“We therefore welcome approaches from groups interested in taking over the management of these centres. The council can offer support with the preparation of a business case which is needed to demonstrate that the property will be satisfactorily managed, utilised and funded in the future.”

The proposed closures are among Culture and Sport’s intended cuts of £3.4 million in the coming year, which will see some museums close on Mondays. Hundreds of staff will lose up to £1500, in part due to the closures, with balloting for strike action in the next week.

But the announcement of the closure programme has led to several councillors receiving enquiries from groups interested in taking over the management permanently. SNP MSP Bob Doris is coordinating efforts to save Cadder Community Centre and Ledgowan Tenants Hall in north Glasgow; a church group has expressed interest in Lorne Street Community Centre; and Yorkhill Housing Association has enquired about Overnewton Recreation Centre.

But they must be willing to enter into a 21-year lease with an option to purchase, have access to cash for rent/non-domestic rates, utilities, insurance, security and property maintenance and have a clear business plan.

Sam McCartney of Unison said: “This is a complete sham, where the council is attempting to protect its political masters from mounting criticism in communities. Offering these facilities for takeover is an attempt by the council to remove responsibility for the closures from themselves. Culture and Sport has made it clear it can’t afford these and conditions have now been set up which have not made it an any easier for community activist groups to run. They aren’t fooling anyone.”

As part of the savings plan, Argo Recreation Centre in Drumchapel is due to close. The centre is home to the Evening Times Community Champion finalists, the Argo Boxing Club.

The club’s coach, David Savage, said: “Most of the people involved are volunteers who also have full-time jobs, so this idea would mean asking an awful lot of them.

“It seems the council is more interested in funding other projects, but if enough money was put into our centres, we would not have all the problems that badly affect our communities, such as crime and drugs.

“In principle, it seems a good idea, but there would be a lot of time and money involved, which most people don’t have.

“I suppose it’s a case of, if you want something, you have to work hard for it, so we will have to work hard at keeping our community centre going.

“At the moment, Argo’s volunteers are looking at new premises, so we will have to wait and see if anything is to come from this latest announcement.”

A spokesman for Wyndford Recreation Centre said they would have to review the implications and the viability of the community to keep the centre going.
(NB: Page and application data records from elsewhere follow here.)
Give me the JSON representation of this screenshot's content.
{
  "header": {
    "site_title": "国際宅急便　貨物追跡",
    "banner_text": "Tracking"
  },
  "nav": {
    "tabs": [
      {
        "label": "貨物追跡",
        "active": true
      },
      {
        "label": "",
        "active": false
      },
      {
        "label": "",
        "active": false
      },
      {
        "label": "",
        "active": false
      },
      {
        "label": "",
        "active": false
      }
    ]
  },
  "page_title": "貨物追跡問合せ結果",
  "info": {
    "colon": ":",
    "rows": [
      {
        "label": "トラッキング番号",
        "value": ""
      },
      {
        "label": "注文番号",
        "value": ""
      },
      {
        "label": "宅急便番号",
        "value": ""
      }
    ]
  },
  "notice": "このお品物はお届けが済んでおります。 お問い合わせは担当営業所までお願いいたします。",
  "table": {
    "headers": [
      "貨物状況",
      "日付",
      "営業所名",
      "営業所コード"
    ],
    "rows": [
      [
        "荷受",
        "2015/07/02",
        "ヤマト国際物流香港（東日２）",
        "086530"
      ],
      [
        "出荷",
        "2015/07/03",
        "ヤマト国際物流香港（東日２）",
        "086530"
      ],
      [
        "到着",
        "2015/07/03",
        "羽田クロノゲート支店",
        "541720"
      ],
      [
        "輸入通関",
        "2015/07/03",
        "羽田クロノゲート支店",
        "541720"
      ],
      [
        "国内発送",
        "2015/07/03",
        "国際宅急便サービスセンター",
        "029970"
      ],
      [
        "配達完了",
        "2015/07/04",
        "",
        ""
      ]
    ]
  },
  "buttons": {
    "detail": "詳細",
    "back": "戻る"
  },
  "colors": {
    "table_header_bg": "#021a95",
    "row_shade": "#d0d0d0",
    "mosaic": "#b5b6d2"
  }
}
He said: “The community would need to pull together to keep the centre going, but it is a possibility. Local people are very angry at the closing of the centre. They have spoken to Culture and Sport Glasgow and have put in funding bids to help secure the future of the centre.”